> **WORK TO COMPLETE**
Write out exactly, with both ends included, the lines that run from the line containing "What data populates" to the end of the entries. Pictures are not part of the answer.

> **Dataset items**

----

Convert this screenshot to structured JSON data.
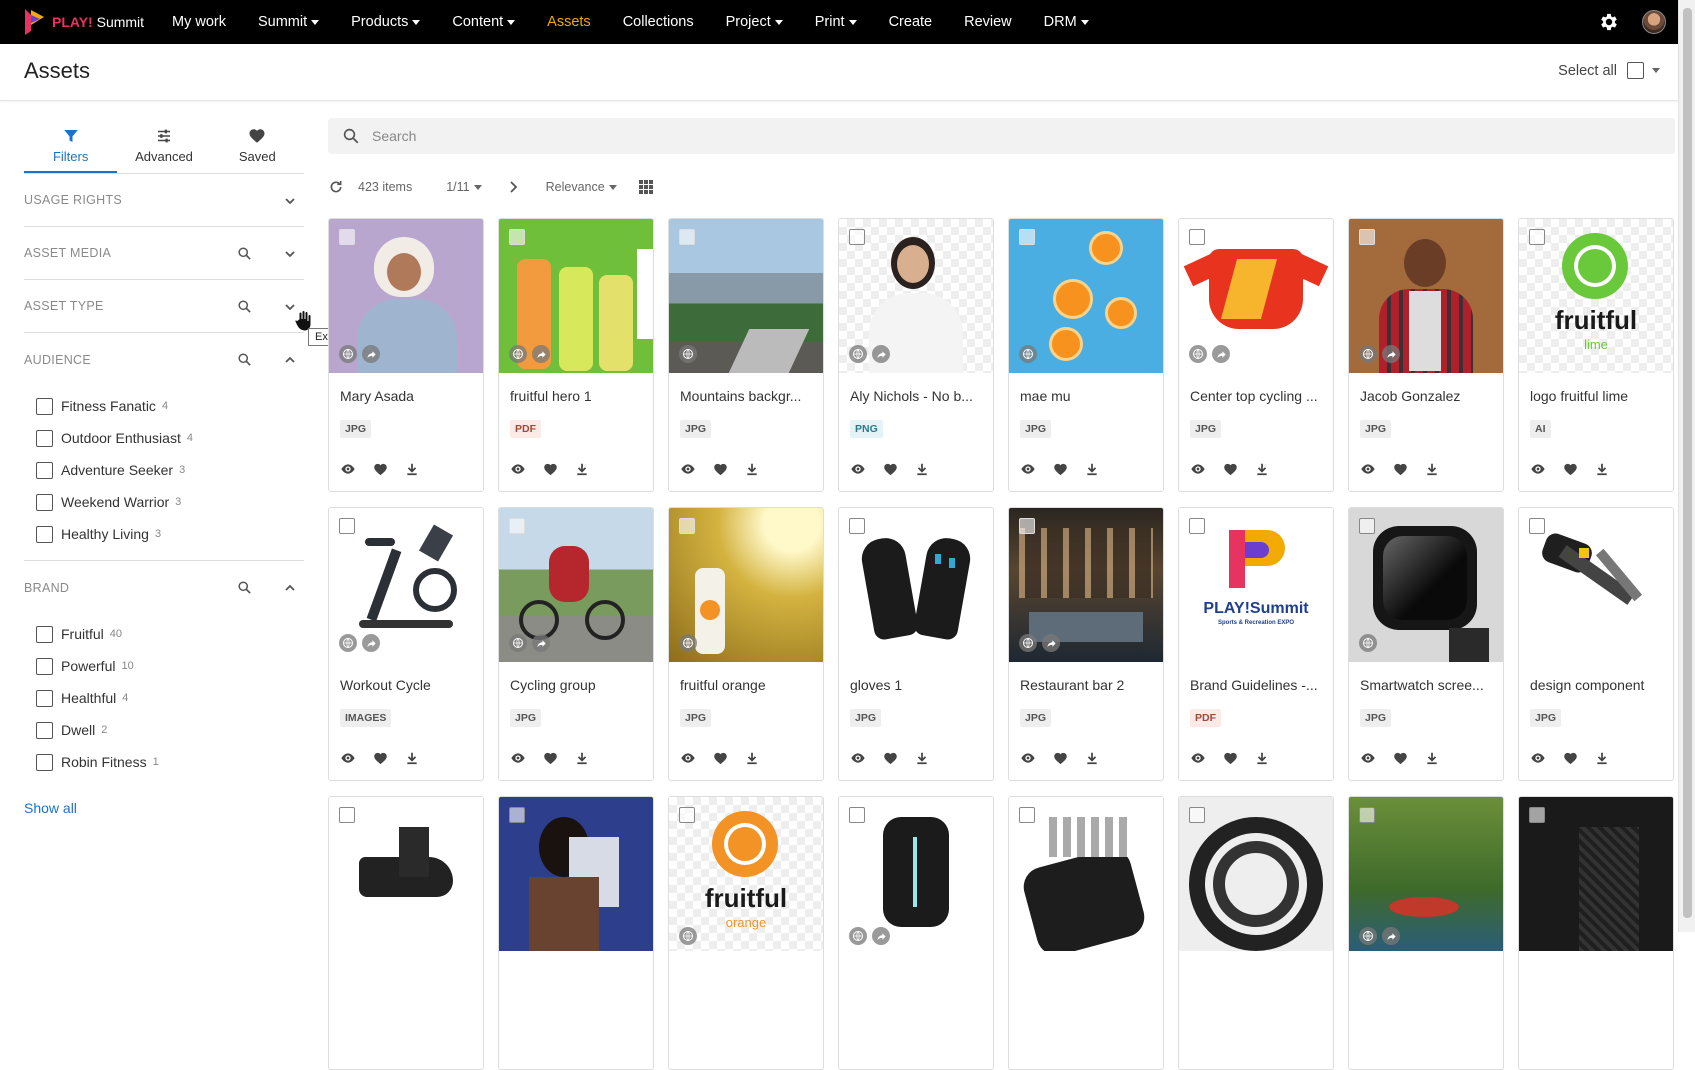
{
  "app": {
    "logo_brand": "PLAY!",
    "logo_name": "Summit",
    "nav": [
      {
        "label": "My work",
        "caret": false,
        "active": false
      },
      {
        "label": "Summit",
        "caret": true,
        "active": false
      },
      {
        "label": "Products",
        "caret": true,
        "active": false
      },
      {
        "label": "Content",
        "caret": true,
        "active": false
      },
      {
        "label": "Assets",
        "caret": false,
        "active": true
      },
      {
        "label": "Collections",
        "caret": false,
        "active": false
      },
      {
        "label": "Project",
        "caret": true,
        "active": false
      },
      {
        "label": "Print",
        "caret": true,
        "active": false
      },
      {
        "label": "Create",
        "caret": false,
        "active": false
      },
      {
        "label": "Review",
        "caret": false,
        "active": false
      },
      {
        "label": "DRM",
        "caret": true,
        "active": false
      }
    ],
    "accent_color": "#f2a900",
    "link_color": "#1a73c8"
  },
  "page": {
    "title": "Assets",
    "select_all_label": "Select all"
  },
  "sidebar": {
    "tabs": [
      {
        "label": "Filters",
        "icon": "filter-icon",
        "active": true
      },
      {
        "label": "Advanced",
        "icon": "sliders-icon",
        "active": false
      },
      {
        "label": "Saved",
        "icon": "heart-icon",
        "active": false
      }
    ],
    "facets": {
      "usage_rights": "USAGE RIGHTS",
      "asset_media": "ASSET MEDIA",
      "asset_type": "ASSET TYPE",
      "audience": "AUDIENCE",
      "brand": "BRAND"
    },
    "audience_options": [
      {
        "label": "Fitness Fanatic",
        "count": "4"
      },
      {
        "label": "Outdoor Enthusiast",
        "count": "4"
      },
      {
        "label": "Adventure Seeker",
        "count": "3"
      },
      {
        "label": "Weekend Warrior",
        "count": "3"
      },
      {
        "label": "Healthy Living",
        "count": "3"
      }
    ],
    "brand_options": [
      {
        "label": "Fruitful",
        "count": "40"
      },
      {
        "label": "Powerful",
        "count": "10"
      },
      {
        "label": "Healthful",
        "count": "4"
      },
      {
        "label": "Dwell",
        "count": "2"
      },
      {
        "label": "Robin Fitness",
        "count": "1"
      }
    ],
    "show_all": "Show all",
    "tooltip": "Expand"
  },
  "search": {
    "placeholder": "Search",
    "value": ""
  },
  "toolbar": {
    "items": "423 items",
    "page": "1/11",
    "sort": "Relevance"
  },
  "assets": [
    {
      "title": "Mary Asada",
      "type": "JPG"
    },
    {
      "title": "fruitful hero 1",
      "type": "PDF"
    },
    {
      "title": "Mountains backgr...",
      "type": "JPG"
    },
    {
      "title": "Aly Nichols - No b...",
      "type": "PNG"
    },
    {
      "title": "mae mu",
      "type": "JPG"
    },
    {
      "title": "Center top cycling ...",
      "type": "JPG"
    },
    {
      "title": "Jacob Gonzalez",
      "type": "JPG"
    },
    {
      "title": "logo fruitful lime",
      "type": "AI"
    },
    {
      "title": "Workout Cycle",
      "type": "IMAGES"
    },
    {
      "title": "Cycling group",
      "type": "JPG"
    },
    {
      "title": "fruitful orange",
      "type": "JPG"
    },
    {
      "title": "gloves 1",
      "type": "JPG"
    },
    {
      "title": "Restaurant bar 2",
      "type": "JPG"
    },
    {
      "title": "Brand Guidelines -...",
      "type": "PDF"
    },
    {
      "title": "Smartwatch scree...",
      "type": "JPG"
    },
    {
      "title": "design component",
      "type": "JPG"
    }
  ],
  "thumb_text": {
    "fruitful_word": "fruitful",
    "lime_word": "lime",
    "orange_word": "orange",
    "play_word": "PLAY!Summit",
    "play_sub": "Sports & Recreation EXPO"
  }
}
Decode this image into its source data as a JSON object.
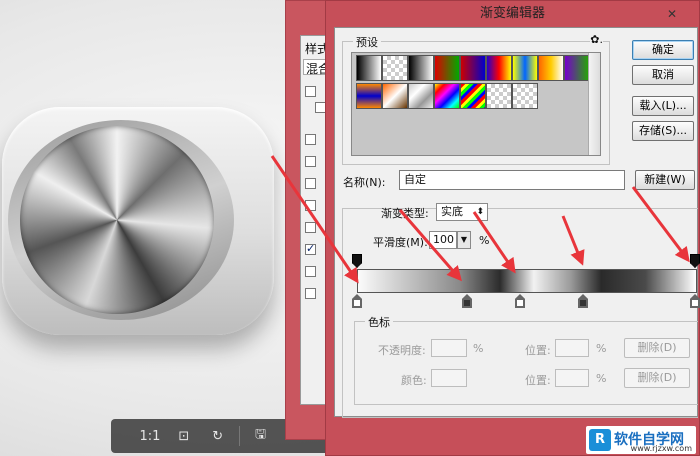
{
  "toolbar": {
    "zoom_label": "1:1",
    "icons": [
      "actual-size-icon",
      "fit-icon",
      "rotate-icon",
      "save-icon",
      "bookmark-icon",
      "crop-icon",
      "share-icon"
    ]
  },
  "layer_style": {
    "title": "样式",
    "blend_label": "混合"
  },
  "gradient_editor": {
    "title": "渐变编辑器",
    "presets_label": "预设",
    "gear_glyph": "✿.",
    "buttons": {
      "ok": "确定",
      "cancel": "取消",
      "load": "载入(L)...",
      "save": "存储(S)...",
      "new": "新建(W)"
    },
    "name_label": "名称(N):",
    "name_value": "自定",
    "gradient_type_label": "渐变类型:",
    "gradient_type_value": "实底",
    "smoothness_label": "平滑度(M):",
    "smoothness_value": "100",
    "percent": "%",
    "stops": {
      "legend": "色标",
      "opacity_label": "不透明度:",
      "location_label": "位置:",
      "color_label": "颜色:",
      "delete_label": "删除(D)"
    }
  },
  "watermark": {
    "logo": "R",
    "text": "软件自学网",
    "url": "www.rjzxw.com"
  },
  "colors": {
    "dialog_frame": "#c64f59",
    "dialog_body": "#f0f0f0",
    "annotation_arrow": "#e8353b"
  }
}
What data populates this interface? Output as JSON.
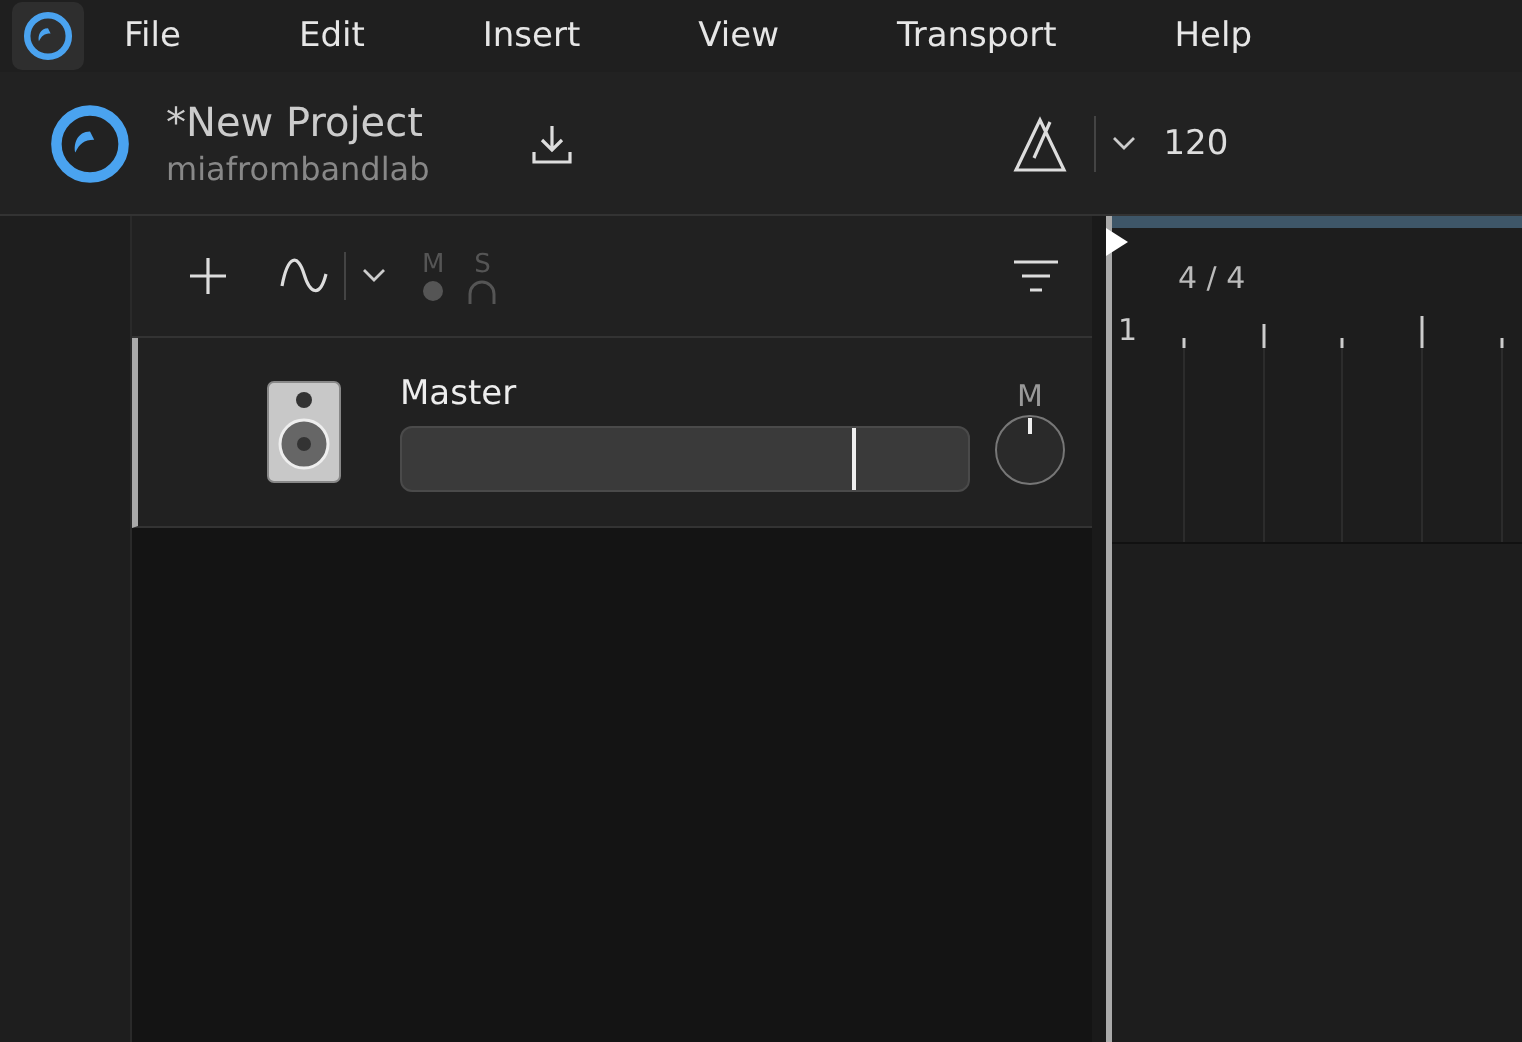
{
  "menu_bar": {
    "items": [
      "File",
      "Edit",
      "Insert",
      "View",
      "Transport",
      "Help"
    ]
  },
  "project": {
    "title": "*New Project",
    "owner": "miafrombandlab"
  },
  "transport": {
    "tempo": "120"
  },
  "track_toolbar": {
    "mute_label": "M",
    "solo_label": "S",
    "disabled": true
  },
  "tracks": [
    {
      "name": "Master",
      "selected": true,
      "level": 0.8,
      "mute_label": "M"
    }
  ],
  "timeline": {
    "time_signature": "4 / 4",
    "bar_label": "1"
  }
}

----

> **TASK RESPONSE**
What data populates this interface? Output as JSON.
{
  "menu_bar": {
    "items": [
      "File",
      "Edit",
      "Insert",
      "View",
      "Transport",
      "Help"
    ]
  },
  "project": {
    "title": "*New Project",
    "owner": "miafrombandlab"
  },
  "transport": {
    "tempo": "120"
  },
  "track_toolbar": {
    "mute_label": "M",
    "solo_label": "S",
    "disabled": true
  },
  "tracks": [
    {
      "name": "Master",
      "selected": true,
      "level": 0.8,
      "mute_label": "M"
    }
  ],
  "timeline": {
    "time_signature": "4 / 4",
    "bar_label": "1"
  }
}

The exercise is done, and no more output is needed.